A Tory peer has slammed what he terms “ludicrous” cycling infrastructure in London, claiming they lead to increased air pollution, and has questioned why lanes provided for people on bikes cannot be given over to motorists during quieter periods.
He was speaking in a House of Lords debate on air quality on Monday after it emerged that due to the forthcoming general election, the government was seeking an extension to a High Court deadline to publish its national air quality plan for nitrogen dioxide, with his contribution spotted by BikeBiz.
He asked Parliamentary Under-Secretary of State for Environment, Food and Rural Affairs, Lord Gardiner of Kimble, whether he agreed “that the problem of air pollution is greatest in London, and that the reality is that Transport for London (TfL) has totally failed to deal with the issue?”
After claiming that TfL “apparently has no authority to limit the number of minicabs. In fact, the extraordinary position emerges that no one has any authority to limit the number of minicabs,” calling for “urgent action” to be taken on the issue.
He then turned to what he described as “the ludicrous way in which Transport for London has been building bicycle lanes,” claiming that “There is enormous congestion as a result of this, not only when they are being constructed but in the longer term.”
“It is an appalling policy,” he added. “I spend much of my time in Holland, where they do not have any problem with bicycle lanes operating properly without being blanked off in a way that prevents them being used in off-peak periods.”
In reply, Lord Gardiner told him that he would ensure that the points he made “are put to officials who meet fortnightly with GLA officials to discuss air quality,” adding, “I think that that would be the best way forward” – hardly a firm expression of agreement with his views.
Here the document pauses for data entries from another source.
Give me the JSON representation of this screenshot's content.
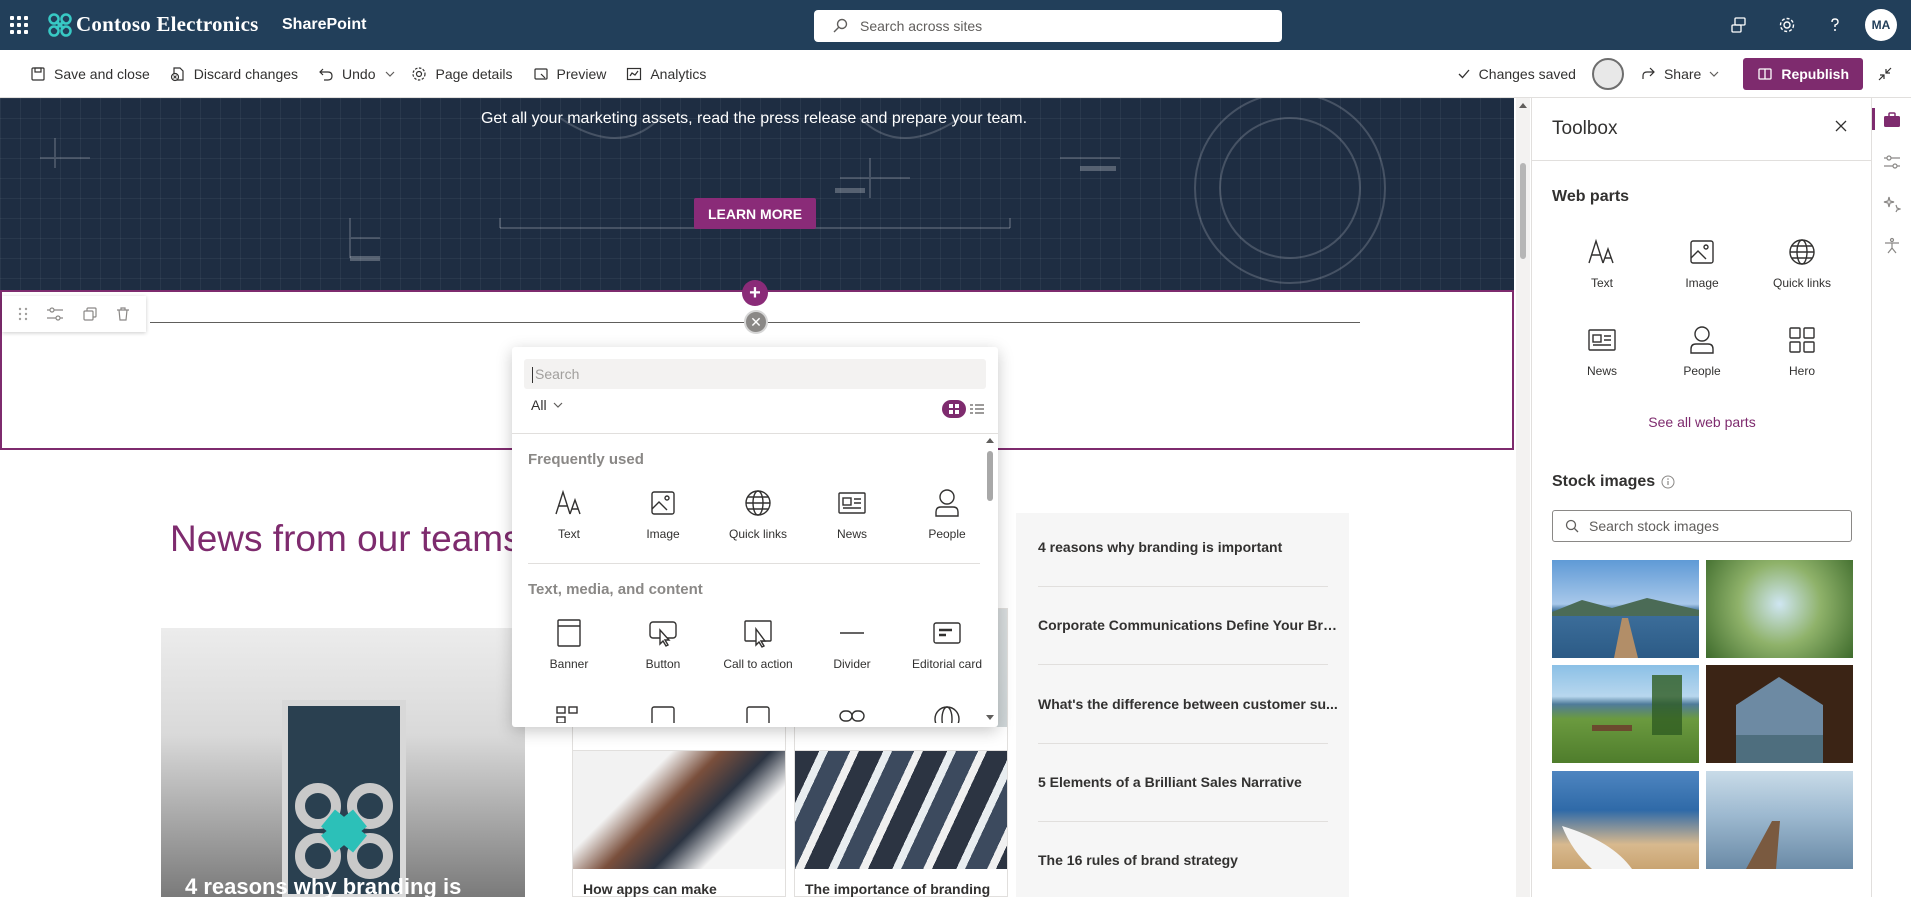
{
  "suite": {
    "brand": "Contoso Electronics",
    "app": "SharePoint",
    "search_placeholder": "Search across sites",
    "avatar_initials": "MA"
  },
  "commands": {
    "save_close": "Save and close",
    "discard": "Discard changes",
    "undo": "Undo",
    "page_details": "Page details",
    "preview": "Preview",
    "analytics": "Analytics",
    "status": "Changes saved",
    "share": "Share",
    "republish": "Republish"
  },
  "hero": {
    "text": "Get all your marketing assets, read the press release and prepare your team.",
    "button": "LEARN MORE"
  },
  "news": {
    "title": "News from our teams",
    "hero_caption": "4 reasons why branding is",
    "cards": [
      "How apps can make",
      "The importance of branding"
    ],
    "list": [
      "4 reasons why branding is important",
      "Corporate Communications Define Your Bra...",
      "What's the difference between customer su...",
      "5 Elements of a Brilliant Sales Narrative",
      "The 16 rules of brand strategy"
    ]
  },
  "picker": {
    "search_placeholder": "Search",
    "filter": "All",
    "groups": [
      {
        "title": "Frequently used",
        "items": [
          {
            "label": "Text",
            "icon": "text-icon"
          },
          {
            "label": "Image",
            "icon": "image-icon"
          },
          {
            "label": "Quick links",
            "icon": "globe-icon"
          },
          {
            "label": "News",
            "icon": "news-icon"
          },
          {
            "label": "People",
            "icon": "person-icon"
          }
        ]
      },
      {
        "title": "Text, media, and content",
        "items": [
          {
            "label": "Banner",
            "icon": "banner-icon"
          },
          {
            "label": "Button",
            "icon": "button-icon"
          },
          {
            "label": "Call to action",
            "icon": "call-to-action-icon"
          },
          {
            "label": "Divider",
            "icon": "divider-icon"
          },
          {
            "label": "Editorial card",
            "icon": "editorial-card-icon"
          }
        ]
      }
    ]
  },
  "toolbox": {
    "title": "Toolbox",
    "web_parts_heading": "Web parts",
    "web_parts": [
      {
        "label": "Text",
        "icon": "text-icon"
      },
      {
        "label": "Image",
        "icon": "image-icon"
      },
      {
        "label": "Quick links",
        "icon": "globe-icon"
      },
      {
        "label": "News",
        "icon": "news-icon"
      },
      {
        "label": "People",
        "icon": "person-icon"
      },
      {
        "label": "Hero",
        "icon": "hero-icon"
      }
    ],
    "see_all": "See all web parts",
    "stock_heading": "Stock images",
    "stock_search_placeholder": "Search stock images"
  },
  "colors": {
    "suite": "#223f5a",
    "accent": "#7e2b6e"
  }
}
The claim – debunked by official data highlighted by campaigners including former London Cycling Commissioner Andrew Gilligan – that Cycle Superhighways lead to increased greater congestion and more air pollution, often used by opponents of the routes, is one that Lord Higgins has made before.
— Andrew Gilligan (@mragilligan) November 8, 2016
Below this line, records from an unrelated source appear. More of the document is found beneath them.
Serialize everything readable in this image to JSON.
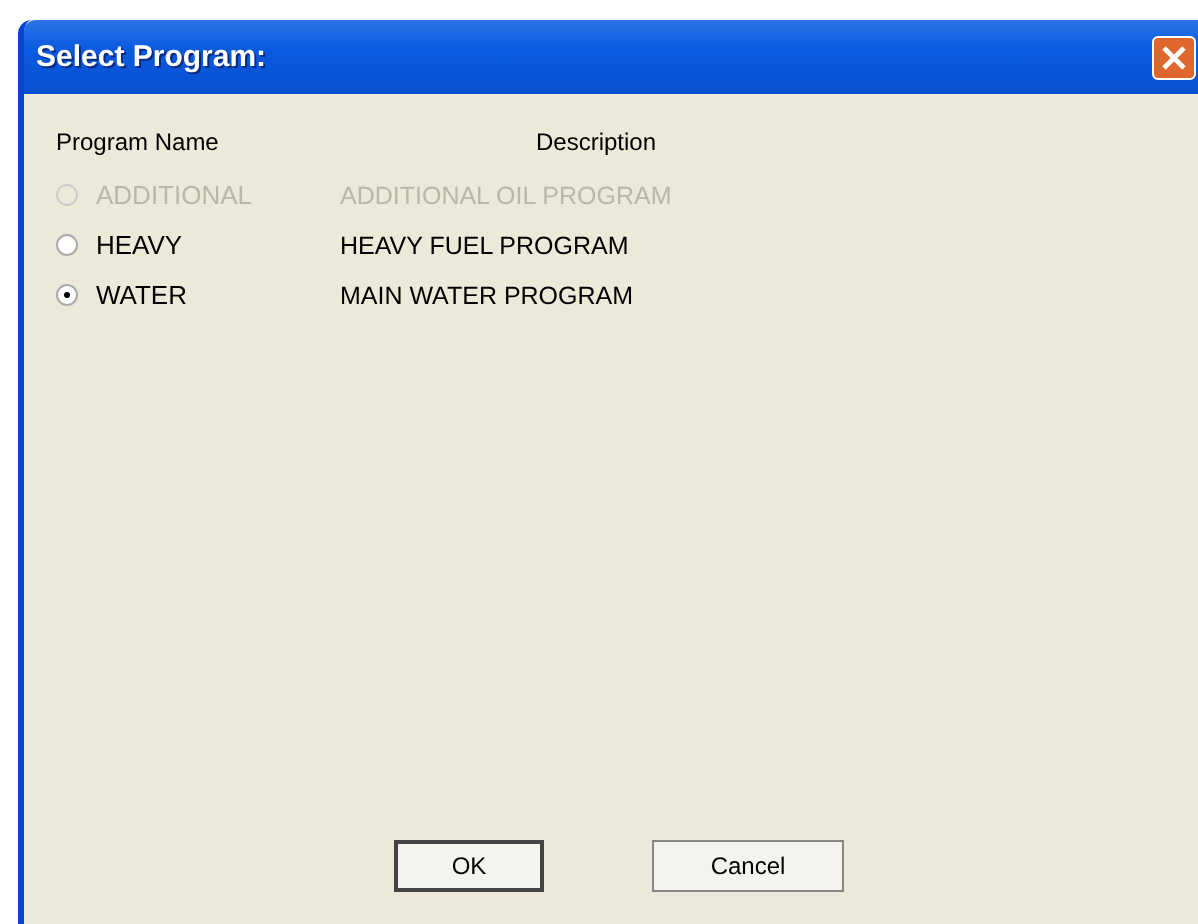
{
  "window": {
    "title": "Select Program:"
  },
  "columns": [
    "Program Name",
    "Description"
  ],
  "programs": [
    {
      "name": "ADDITIONAL",
      "description": "ADDITIONAL OIL PROGRAM",
      "selected": false,
      "disabled": true
    },
    {
      "name": "HEAVY",
      "description": "HEAVY FUEL PROGRAM",
      "selected": false,
      "disabled": false
    },
    {
      "name": "WATER",
      "description": "MAIN WATER PROGRAM",
      "selected": true,
      "disabled": false
    }
  ],
  "buttons": [
    {
      "label": "OK",
      "default": true
    },
    {
      "label": "Cancel",
      "default": false
    }
  ]
}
Lord Higgins made the same point in a December 2015 House of Lords debate best known for former Chancellor of the Exchequer Lord Lawson expressing his opinion that protected infrastructure for cyclists “has done more damage, and is doing more damage, to London than almost anything since the Blitz.“
Nor is Lord Higgins, aged 89 and MP for Worthing 1964 to 1997 and a former Financial Secretary to the Treasury, the first peer to demand that such infrastructure be given over to motorists outside peak hours.
In February, former Cabinet Minister Lord Tebbit claimed that the "cause of the excess nitrous oxide in the air in this area of Westminster and along the Embankment is those wretched barricades which have been put up by the former mayor,” Boris Johnson.
The “barricades” he was referring to? Those “which have been put up in order to assist cyclists – who also get in the way on the main road.”
Similar opinions have also been voiced in the House of Commons.
In March, Conservative MP for East Yorkshire, Sir Greg Knight, asking when the government’s air quality plan would be published, said: “Is there not a case — I say this with respect — for making local authorities take into account the congestion effects of their crusade to remove road space in favour of wider pavements and more cycle lanes?
“Someone said to me the other day that there are fewer cars entering central London but that pollution is going up. Well, obviously it is going up because pavements have got wider and road space is being turned over to cycle lanes. The Mayor of London cannot have it both ways. If he wishes to reduce air pollution, he and others need to take care when they are seeking to remove highway lanes.”
Simon joined road.cc as news editor in 2009 and is now the site’s community editor, acting as a link between the team producing the content and our readers. A law and languages graduate, published translator and former retail analyst, he has reported on issues as diverse as cycling-related court cases, anti-doping investigations, the latest developments in the bike industry and the sport’s biggest races. Now back in London full-time after 15 years living in Oxford and Cambridge, he loves cycling along the Thames but misses having his former riding buddy, Elodie the miniature schnauzer, in the basket in front of him.